Versions of country captain abound throughout the South. Rice, chicken, and a richly spiced tomato sauce are musts. The real dissent is over how you top it. Country captain is garnished with several ingredients, boosting its exotic appeal. I add the traditional mix of currants, almonds, and coconut plus chopped bacon and fresh herbs. But why pick sides? All of the additions play well together, and a dollop of chutney on top won’t hurt either.

Key Ingredients for Making This Memorable Dish

1. Currants

Dried currants are common in country captain recipes. In this version, they simmer in the spiced tomato sauce until plump and tender, and they also serve as a garnish. If you don’t have any currants on hand, you can substitute raisins in a pinch.

2. Curry Powder

There are many varieties of curry powder available to choose from. Most contain turmeric, cumin, coriander, and other spices. When choosing, make sure it is fragrant (a sign of freshness), and try different types until you find the flavor you prefer.

3. Coconut

Coconut is an ingredient that adds texture and sweetness to this dish. The 1857 recipe in Miss Leslie’s New Cookery Book calls for several tablespoons of finely grated coconut in the sauce, but we prefer to use it as a finishing touch.

4. Almonds
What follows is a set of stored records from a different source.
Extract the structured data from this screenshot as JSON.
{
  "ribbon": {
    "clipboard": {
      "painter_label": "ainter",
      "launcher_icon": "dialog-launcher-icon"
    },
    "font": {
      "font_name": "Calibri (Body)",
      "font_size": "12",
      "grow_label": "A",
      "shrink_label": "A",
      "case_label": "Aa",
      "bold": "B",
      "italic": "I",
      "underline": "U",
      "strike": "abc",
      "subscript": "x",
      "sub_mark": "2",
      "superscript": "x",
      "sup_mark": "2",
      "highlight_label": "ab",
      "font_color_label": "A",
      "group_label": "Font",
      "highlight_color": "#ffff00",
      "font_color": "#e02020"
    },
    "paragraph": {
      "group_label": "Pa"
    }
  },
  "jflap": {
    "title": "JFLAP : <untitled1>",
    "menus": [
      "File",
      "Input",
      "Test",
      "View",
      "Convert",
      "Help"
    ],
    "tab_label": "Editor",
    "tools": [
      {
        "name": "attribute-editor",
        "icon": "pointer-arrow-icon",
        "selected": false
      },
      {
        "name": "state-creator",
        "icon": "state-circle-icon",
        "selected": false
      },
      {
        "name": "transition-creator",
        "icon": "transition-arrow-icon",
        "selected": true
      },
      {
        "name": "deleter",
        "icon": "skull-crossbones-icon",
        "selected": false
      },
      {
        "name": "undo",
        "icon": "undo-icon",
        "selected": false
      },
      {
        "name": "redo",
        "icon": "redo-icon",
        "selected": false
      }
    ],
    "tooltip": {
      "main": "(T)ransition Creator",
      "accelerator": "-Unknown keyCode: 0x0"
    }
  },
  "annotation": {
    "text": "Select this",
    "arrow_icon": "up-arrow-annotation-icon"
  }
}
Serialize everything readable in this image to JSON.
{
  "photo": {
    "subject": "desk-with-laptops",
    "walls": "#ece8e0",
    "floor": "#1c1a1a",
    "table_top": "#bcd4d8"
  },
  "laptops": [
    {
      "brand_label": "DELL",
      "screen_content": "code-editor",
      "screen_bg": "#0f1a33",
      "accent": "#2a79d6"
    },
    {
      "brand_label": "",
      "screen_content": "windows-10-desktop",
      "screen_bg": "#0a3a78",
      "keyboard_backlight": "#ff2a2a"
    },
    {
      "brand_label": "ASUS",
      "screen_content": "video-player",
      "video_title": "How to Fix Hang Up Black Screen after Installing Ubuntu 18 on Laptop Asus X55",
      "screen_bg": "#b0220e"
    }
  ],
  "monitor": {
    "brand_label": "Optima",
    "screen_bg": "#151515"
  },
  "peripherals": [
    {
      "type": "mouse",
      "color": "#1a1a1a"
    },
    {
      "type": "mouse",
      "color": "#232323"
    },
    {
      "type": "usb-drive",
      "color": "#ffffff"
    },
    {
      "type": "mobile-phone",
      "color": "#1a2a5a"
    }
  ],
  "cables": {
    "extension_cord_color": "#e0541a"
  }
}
Country captain is usually showered with a flurry of toppings including sliced almonds. They add a bit of crunch that balances out the tender chicken and vegetables. Be sure to toast the nuts before sprinkling them on top.